APA (6th Edition):

Caldwell, K. A. (2015). Speech in noise ability, outer hair cell function, and working memory for trained flute players. (Thesis). East Carolina University. Retrieved from http://hdl.handle.net/10342/4920

Note: this citation may be lacking information needed for this citation format:
Not specified: Masters Thesis or Doctoral Dissertation

Chicago Manual of Style (16th Edition):

Caldwell, Kelly A. “Speech in noise ability, outer hair cell function, and working memory for trained flute players.” 2015. Thesis, East Carolina University. Accessed December 13, 2019. http://hdl.handle.net/10342/4920.

Note: this citation may be lacking information needed for this citation format:
Not specified: Masters Thesis or Doctoral Dissertation

MLA Handbook (7th Edition):

Caldwell, Kelly A. “Speech in noise ability, outer hair cell function, and working memory for trained flute players.” 2015. Web. 13 Dec 2019.

Vancouver:
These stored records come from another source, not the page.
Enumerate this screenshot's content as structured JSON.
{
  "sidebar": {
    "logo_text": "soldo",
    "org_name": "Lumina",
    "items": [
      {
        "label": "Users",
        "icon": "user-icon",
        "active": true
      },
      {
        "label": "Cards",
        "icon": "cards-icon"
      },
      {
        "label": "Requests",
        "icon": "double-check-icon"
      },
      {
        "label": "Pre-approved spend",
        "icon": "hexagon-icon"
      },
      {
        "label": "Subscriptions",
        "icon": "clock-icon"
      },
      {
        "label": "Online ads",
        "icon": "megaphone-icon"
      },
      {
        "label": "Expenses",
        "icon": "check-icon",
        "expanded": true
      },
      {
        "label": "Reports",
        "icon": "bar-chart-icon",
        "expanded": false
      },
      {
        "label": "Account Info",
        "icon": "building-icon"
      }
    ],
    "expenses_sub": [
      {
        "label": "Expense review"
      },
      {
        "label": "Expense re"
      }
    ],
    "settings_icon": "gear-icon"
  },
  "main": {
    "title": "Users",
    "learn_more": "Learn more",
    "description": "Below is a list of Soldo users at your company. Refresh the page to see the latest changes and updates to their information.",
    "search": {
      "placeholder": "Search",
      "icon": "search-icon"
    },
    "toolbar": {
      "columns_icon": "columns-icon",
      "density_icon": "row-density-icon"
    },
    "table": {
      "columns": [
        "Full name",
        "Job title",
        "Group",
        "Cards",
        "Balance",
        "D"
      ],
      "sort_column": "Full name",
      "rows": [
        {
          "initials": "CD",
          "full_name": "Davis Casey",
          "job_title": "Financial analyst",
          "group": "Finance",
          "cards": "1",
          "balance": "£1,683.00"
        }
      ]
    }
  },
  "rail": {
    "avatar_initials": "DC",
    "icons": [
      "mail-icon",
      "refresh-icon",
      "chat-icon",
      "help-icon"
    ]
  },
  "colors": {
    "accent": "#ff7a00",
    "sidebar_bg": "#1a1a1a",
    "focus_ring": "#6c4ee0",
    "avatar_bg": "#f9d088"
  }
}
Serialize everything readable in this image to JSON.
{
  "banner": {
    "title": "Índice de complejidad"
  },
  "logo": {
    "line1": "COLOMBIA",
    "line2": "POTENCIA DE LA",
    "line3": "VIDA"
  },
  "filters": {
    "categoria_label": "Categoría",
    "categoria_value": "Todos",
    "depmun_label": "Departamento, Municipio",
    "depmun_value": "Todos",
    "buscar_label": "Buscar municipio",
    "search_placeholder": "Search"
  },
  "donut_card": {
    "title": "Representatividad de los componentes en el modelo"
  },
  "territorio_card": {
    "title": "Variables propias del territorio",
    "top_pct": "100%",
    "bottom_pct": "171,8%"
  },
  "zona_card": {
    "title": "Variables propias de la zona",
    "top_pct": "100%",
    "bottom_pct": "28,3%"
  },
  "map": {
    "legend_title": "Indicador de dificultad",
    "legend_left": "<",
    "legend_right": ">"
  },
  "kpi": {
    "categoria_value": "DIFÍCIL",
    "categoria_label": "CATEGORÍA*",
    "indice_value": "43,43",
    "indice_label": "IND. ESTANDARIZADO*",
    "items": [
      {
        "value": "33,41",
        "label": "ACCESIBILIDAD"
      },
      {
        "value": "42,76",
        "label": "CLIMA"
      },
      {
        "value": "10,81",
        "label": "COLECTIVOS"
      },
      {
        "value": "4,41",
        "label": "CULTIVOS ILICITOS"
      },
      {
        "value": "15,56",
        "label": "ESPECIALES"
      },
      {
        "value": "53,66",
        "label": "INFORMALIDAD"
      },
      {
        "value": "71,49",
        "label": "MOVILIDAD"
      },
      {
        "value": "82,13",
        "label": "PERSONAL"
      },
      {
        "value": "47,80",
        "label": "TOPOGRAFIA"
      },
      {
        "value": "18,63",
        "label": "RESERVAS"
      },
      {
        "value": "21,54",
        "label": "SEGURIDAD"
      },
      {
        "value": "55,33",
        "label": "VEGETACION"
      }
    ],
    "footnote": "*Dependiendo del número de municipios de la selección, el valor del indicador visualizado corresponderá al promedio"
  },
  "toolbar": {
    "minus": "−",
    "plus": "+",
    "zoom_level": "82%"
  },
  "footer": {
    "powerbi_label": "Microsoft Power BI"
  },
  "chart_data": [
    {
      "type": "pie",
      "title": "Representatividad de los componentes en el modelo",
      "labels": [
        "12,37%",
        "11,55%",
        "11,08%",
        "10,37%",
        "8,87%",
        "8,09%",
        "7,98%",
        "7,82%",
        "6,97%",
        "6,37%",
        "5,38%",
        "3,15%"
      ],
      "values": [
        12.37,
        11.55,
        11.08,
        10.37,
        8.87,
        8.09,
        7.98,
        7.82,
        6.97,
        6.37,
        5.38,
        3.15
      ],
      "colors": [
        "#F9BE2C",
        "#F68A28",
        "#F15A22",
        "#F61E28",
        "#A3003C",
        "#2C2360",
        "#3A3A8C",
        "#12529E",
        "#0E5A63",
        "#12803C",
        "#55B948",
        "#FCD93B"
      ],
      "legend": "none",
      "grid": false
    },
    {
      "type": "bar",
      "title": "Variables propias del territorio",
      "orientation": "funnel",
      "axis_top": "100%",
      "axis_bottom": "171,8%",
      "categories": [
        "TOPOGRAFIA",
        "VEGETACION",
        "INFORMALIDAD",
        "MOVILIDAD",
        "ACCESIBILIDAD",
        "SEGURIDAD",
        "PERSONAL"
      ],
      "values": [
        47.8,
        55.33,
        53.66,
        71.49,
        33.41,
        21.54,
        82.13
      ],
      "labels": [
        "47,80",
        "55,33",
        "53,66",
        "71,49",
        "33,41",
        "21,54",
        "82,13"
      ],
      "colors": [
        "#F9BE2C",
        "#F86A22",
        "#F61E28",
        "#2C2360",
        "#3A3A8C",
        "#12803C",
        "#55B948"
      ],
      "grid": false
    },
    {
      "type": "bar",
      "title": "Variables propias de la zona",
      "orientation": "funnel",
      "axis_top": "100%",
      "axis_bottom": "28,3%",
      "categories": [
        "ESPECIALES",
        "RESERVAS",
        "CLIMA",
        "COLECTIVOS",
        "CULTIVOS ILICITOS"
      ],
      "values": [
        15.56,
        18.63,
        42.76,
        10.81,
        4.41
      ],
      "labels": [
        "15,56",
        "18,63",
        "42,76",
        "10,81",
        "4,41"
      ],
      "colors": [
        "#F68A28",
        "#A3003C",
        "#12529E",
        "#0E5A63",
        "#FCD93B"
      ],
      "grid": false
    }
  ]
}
Caldwell KA. Speech in noise ability, outer hair cell function, and working memory for trained flute players. [Internet] [Thesis]. East Carolina University; 2015. [cited 2019 Dec 13]. Available from: http://hdl.handle.net/10342/4920.

Note: this citation may be lacking information needed for this citation format:
Not specified: Masters Thesis or Doctoral Dissertation

Council of Science Editors:

Caldwell KA. Speech in noise ability, outer hair cell function, and working memory for trained flute players. [Thesis]. East Carolina University; 2015. Available from: http://hdl.handle.net/10342/4920

Note: this citation may be lacking information needed for this citation format:
Not specified: Masters Thesis or Doctoral Dissertation

.